The Combined Online Information System, or COINS, will be of particular use to organisations with the relevant expertise to interpret it, rather than individuals, the government said. However, by giving access to the data, institutions and experts will be able to process and present the figures in a way that is more accessible to the public. Subsets of information from the COINS database will be made available in more accessible formats by August 2010.
COINS data will cover three areas:
Plans: authorised departmental spending (annual data)
Outturn: actual spending for years that have completed (annual data)
Forecast outturn: monthly in-year outturn (estimated actual data for months that have ended) and forecasts (for future months)
Danny Alexander, chief secretary to the Treasury, said: “For too long the previous government acted as if the public had no right to know where their hard-earned taxes were spent. Today we have lifted that veil of secrecy by releasing detailed spending figures dating back to 2008.
“This data is complex, but this is major step forward and shows we are delivering on our promise to make this government more open and transparent while ensuring we deliver value for money for the taxpayer. I hope people will take the opportunity to scrutinise carefully how their money is being spent – as I am doing every day in preparation for the Spending Review.

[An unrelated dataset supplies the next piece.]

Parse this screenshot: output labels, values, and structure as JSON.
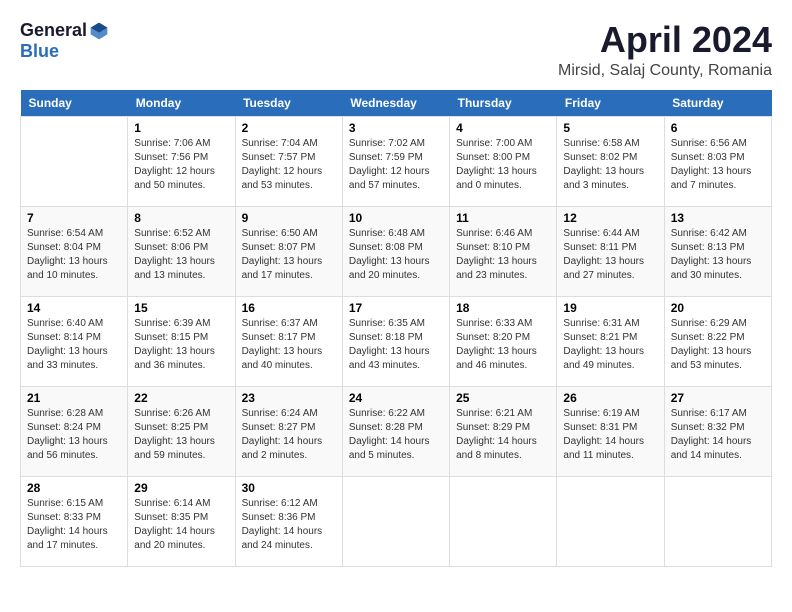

“We will not stop here - we plan to release more data in the coming months that will be easier for the general public to understand,” he said.
As SM reported in September last year, the Conservatives vowed to publish all government purchases over £25,000 if they came into power in a bid to make savings.
David Cameron said then that a Tory government would make total savings of £120 million a year by giving local authorities greater power over spending decisions and publishing every public sector purchase over £25,000.
“Look at MPs’ expenses,” Cameron said. “The simple act of publishing information online has brought about real change. It has transformed the culture of MPs' spending at a stroke and it is already starting to save money. Just imagine what will happen when we publish all government spending online.”
More detail on how to use the data is available from the Treasury website.